Drawn to Norfolk
We meet Chris Riddell, cartoonist and former Children’s Laureate
DRAWINGS POUR, scuttle, meander and swarm from a studio deep in rural Norfolk. There are nightmarish creatures, all weird protuberances and dripping limbs, limping alongside jaunty princesses with cascades of curls. Classes of children cluster around storybooks; a cavalcade of familiar faces is made freakish by the slice-through-the-facade power of the political cartoon. Ogres jostle with authors, animals, trees transforming into fairytale characters and trees just being trees.

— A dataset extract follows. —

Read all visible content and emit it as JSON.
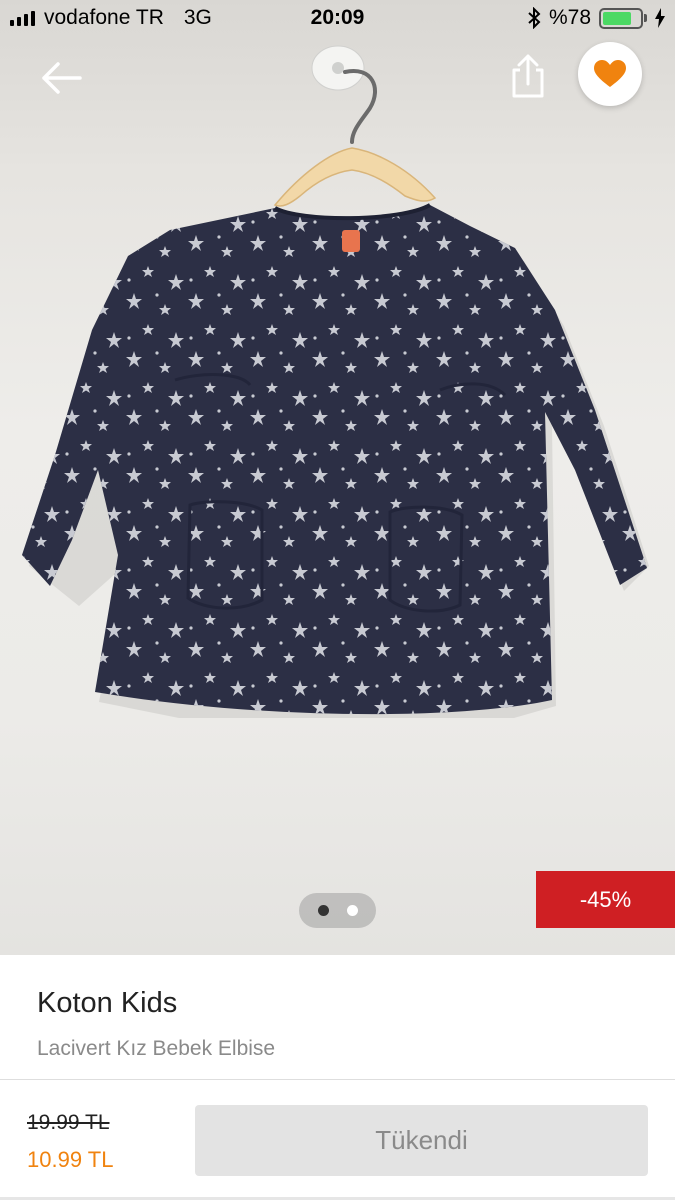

And over and over again in this daily procession of drawings comes the chatty, enthusiastic, friendly, slightly rounded, lightly-bearded portrait of the artist.
For the past two years Chris Riddell has been Britain’s Children’s Laureate and for every one of those days he drew pictures; a remarkable record of the people he met, the places he travelled, the talks he gave, the illustrations he created.
Chris first arrived in Norfolk around 35 years ago, an art student preparing to meet the parents of his girlfriend, Jo. She became his wife and their house, created from two former farm cottages, at the edge of Rockland St Peter, near Attleborough, is on land her family once farmed.
Jo, an artist herself, generally appears in Chris’s work as ‘Princess Joanna of Norfolk,’ and Chris draws himself in poses ranging from ‘pontificating’ to striding joyfully towards the wild woods and big skies of Norfolk.
Above: Ottoline by Chris Riddell
Left: Chris prepares to return to his beloved Norfolk Opposite: Chris’s wife Jo grew up in Norfolk and her parents still live in Attleborough